Stored entries
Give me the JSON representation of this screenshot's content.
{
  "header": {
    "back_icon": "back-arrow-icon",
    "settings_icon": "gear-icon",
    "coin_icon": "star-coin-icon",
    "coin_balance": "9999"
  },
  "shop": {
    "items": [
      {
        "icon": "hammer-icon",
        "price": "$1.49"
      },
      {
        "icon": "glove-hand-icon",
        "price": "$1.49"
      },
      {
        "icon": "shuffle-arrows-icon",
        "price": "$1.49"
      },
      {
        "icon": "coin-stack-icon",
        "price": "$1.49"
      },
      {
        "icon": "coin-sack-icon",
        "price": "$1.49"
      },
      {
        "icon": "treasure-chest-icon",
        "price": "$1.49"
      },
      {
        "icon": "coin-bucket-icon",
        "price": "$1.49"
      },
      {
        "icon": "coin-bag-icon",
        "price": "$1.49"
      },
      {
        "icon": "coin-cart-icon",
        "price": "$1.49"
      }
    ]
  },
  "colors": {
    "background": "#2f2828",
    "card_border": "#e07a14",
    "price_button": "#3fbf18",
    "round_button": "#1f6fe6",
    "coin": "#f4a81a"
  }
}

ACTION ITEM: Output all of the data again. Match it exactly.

SOLUTION TO THE EXERCISE:
Give me the JSON representation of this screenshot's content.
{
  "header": {
    "back_icon": "back-arrow-icon",
    "settings_icon": "gear-icon",
    "coin_icon": "star-coin-icon",
    "coin_balance": "9999"
  },
  "shop": {
    "items": [
      {
        "icon": "hammer-icon",
        "price": "$1.49"
      },
      {
        "icon": "glove-hand-icon",
        "price": "$1.49"
      },
      {
        "icon": "shuffle-arrows-icon",
        "price": "$1.49"
      },
      {
        "icon": "coin-stack-icon",
        "price": "$1.49"
      },
      {
        "icon": "coin-sack-icon",
        "price": "$1.49"
      },
      {
        "icon": "treasure-chest-icon",
        "price": "$1.49"
      },
      {
        "icon": "coin-bucket-icon",
        "price": "$1.49"
      },
      {
        "icon": "coin-bag-icon",
        "price": "$1.49"
      },
      {
        "icon": "coin-cart-icon",
        "price": "$1.49"
      }
    ]
  },
  "colors": {
    "background": "#2f2828",
    "card_border": "#e07a14",
    "price_button": "#3fbf18",
    "round_button": "#1f6fe6",
    "coin": "#f4a81a"
  }
}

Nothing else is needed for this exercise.